*PROBLEM TO SOLVE:* For the entries below, report every line that includes the word "obsah".

** Opening TASK DATA block **

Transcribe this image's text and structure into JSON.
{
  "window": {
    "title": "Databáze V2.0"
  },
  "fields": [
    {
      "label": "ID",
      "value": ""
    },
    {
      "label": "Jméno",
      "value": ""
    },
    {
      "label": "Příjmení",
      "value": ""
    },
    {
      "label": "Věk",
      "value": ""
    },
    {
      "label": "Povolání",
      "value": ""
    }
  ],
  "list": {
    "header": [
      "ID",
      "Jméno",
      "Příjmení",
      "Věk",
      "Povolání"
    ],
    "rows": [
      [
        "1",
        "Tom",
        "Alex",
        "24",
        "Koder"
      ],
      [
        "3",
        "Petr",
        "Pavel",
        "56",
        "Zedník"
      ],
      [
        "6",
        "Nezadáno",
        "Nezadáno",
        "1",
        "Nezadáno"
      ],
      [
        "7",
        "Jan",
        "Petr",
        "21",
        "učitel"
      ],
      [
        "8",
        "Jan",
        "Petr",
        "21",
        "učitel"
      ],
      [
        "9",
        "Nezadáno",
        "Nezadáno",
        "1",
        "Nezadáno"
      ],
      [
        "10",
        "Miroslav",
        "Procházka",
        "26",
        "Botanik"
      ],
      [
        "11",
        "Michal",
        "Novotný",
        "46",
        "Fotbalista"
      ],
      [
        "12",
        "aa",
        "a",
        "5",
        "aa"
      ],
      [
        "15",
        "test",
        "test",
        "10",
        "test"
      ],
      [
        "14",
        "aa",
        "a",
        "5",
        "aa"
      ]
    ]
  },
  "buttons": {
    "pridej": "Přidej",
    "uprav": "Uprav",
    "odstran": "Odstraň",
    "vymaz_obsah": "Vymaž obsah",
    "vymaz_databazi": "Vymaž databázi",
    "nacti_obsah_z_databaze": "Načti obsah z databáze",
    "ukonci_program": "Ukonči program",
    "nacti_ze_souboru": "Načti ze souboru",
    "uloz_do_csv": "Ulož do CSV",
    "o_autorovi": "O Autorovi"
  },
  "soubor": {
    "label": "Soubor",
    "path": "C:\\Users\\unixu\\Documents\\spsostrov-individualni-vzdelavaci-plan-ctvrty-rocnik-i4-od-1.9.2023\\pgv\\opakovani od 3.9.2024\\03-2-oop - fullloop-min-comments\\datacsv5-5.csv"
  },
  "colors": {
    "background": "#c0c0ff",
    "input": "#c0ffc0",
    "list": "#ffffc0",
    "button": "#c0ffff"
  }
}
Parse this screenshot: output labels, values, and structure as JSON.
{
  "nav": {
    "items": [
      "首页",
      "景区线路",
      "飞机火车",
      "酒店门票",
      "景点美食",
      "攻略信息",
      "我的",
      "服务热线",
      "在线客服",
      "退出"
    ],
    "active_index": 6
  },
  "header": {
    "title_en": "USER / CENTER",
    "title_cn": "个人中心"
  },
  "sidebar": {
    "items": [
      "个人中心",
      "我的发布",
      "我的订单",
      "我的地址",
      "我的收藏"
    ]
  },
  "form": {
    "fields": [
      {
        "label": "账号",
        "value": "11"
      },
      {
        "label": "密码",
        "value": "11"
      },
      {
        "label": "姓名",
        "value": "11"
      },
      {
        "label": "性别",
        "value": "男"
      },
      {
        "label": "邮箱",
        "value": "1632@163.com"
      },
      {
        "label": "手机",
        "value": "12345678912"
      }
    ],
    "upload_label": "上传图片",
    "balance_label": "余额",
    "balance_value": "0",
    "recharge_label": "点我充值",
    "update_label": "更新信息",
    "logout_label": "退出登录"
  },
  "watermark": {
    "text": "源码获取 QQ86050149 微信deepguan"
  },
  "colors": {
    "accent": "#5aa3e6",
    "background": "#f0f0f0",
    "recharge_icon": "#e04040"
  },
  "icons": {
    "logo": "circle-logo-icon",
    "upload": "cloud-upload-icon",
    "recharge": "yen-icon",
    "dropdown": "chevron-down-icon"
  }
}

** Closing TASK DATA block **

*WRITTEN SOLUTION:*
    "vymaz_obsah": "Vymaž obsah",
    "nacti_obsah_z_databaze": "Načti obsah z databáze",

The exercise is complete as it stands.